She made her debut in 1929 with the poetry collection Harpe og dolk, followed by six poetry collections that are written in a romantic-lyrical style and renew the Nynorsk (New Norwegian) poetry tradition by employing a plain, ordinary poetic tone with existential appeal and, in her later works, astute humour. Her subjects are love, sex, pregnancy, and children. Dikt i samling was published in 1977, and in 1995 her final book, the poetry collection Livshus, was published. Her short story collection Så nær deg, 1987, describes close human relationships. She published children's and teenage books, memoirs, essays, and tales, edited anthologies, was a publisher, lecturer, literary advisor, critic, and article writer for the paper Kvinden og tiden and the periodical Syn og segn.

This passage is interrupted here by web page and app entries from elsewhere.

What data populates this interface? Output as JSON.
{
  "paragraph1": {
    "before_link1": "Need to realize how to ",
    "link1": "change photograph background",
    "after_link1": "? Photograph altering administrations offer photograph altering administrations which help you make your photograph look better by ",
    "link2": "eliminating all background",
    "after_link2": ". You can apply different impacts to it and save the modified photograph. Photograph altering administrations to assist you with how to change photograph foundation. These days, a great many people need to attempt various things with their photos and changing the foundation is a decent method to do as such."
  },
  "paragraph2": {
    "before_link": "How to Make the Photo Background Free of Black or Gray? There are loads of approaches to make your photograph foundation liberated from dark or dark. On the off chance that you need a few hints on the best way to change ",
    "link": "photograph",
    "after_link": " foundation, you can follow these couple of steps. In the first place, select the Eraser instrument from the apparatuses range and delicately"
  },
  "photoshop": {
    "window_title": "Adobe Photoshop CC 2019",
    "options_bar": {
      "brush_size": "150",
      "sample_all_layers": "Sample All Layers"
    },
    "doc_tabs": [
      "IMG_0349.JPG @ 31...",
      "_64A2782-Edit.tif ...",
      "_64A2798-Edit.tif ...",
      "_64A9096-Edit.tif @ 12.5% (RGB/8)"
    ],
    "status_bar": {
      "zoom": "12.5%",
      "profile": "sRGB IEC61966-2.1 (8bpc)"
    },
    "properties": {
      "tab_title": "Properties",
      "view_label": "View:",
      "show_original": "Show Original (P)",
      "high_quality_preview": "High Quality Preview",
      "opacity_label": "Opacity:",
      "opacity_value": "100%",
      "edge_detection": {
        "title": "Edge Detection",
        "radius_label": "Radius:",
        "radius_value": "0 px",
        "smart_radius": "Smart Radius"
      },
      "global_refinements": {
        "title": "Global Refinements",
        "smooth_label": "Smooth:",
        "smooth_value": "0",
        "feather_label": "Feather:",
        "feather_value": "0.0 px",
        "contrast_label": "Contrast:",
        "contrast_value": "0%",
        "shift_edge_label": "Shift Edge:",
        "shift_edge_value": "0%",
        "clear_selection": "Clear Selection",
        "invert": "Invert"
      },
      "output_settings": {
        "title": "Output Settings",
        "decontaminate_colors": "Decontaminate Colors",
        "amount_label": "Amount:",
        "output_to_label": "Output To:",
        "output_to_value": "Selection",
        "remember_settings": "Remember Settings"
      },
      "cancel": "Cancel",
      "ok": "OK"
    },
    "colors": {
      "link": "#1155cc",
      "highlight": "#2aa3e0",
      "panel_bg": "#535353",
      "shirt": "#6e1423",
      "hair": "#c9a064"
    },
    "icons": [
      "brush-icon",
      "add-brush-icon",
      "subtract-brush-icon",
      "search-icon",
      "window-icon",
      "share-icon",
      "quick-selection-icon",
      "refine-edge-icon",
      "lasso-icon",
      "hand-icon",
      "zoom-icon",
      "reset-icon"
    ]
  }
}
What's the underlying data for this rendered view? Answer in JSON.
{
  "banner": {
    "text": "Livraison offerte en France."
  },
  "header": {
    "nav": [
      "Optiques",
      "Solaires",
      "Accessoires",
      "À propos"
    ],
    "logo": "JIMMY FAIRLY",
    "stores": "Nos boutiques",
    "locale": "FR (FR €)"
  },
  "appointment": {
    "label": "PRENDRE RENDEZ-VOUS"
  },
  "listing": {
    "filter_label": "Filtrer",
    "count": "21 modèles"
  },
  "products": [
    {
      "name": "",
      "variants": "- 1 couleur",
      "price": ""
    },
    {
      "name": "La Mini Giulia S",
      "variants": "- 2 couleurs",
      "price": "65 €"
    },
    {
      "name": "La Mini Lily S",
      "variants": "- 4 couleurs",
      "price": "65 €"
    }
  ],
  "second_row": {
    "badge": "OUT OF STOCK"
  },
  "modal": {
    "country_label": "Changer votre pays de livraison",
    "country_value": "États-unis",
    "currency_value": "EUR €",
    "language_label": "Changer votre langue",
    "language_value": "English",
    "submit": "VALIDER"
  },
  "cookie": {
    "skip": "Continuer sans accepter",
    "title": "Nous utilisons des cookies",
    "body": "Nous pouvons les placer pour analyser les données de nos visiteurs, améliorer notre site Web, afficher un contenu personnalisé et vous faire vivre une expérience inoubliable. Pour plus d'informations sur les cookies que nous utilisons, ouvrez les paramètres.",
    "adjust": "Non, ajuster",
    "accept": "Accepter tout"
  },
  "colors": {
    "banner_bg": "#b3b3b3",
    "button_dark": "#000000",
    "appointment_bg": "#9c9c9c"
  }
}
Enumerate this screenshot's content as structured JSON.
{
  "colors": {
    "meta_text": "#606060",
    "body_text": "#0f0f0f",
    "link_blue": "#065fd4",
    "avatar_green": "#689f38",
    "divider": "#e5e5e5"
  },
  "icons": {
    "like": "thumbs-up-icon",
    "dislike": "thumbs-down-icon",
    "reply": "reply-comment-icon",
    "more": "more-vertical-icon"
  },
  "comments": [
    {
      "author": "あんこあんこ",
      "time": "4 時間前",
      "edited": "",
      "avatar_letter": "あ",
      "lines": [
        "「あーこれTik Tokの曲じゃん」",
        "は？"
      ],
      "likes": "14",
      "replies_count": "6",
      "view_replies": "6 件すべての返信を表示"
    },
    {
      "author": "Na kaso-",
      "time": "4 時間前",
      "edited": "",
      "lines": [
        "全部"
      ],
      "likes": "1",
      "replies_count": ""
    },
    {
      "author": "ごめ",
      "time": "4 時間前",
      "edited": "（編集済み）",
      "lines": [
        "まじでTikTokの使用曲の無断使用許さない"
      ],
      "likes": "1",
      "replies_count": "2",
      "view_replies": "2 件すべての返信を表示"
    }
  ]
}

She is also known for her major translations of the classic European dramatists, such as Racine, Corneille, Shakespeare, Goethe, and Brecht, and of poets such as Emily Dickinson. From 1940 to 1995 she was the translator for Det norske Theater playhouse. For many years, she was a member of Norsk Kulturråd (Arts Council Norway) and was awarded numerous prizes, including the Council's honorary prize and the translators' prize. In 1984 she was awarded the Royal Norwegian Order of St Olav. She was given an honorary burial in Vinje.